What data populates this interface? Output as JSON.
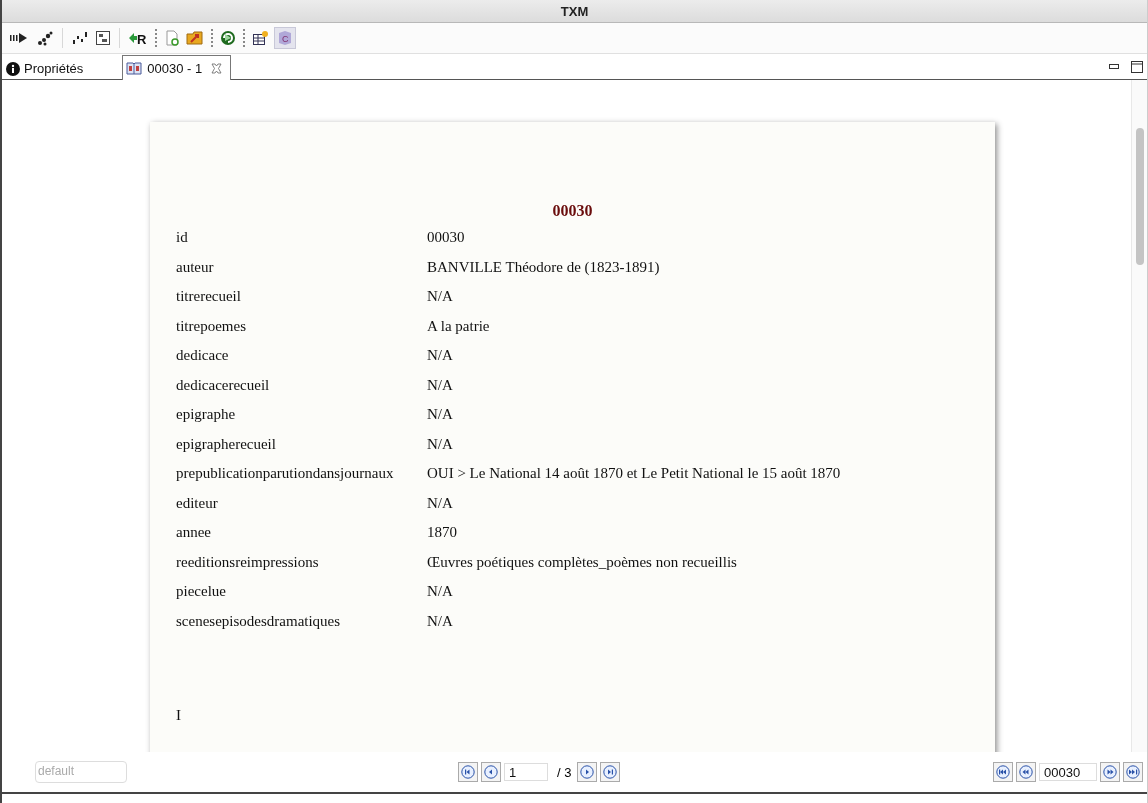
{
  "window": {
    "title": "TXM"
  },
  "toolbar": {
    "r_glyph": "R",
    "c_glyph": "C"
  },
  "tabs": [
    {
      "label": "Propriétés",
      "selected": false,
      "kind": "info",
      "closable": false
    },
    {
      "label": "00030 - 1",
      "selected": true,
      "kind": "edition",
      "closable": true
    }
  ],
  "document": {
    "title": "00030",
    "metadata": [
      {
        "key": "id",
        "value": "00030"
      },
      {
        "key": "auteur",
        "value": "BANVILLE Théodore de (1823-1891)"
      },
      {
        "key": "titrerecueil",
        "value": "N/A"
      },
      {
        "key": "titrepoemes",
        "value": "A la patrie"
      },
      {
        "key": "dedicace",
        "value": "N/A"
      },
      {
        "key": "dedicacerecueil",
        "value": "N/A"
      },
      {
        "key": "epigraphe",
        "value": "N/A"
      },
      {
        "key": "epigrapherecueil",
        "value": "N/A"
      },
      {
        "key": "prepublicationparutiondansjournaux",
        "value": "OUI > Le National 14 août 1870 et Le Petit National le 15 août 1870"
      },
      {
        "key": "editeur",
        "value": "N/A"
      },
      {
        "key": "annee",
        "value": "1870"
      },
      {
        "key": "reeditionsreimpressions",
        "value": "Œuvres poétiques complètes_poèmes non recueillis"
      },
      {
        "key": "piecelue",
        "value": "N/A"
      },
      {
        "key": "scenesepisodesdramatiques",
        "value": "N/A"
      }
    ],
    "section_heading": "I"
  },
  "footer": {
    "style_button": {
      "label": "default",
      "disabled": true
    },
    "page_nav": {
      "page": "1",
      "total": "/ 3"
    },
    "text_nav": {
      "text_id": "00030"
    }
  }
}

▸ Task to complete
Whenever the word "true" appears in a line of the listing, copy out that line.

▸ Answer box
      "selected": true,
      "closable": true
      "disabled": true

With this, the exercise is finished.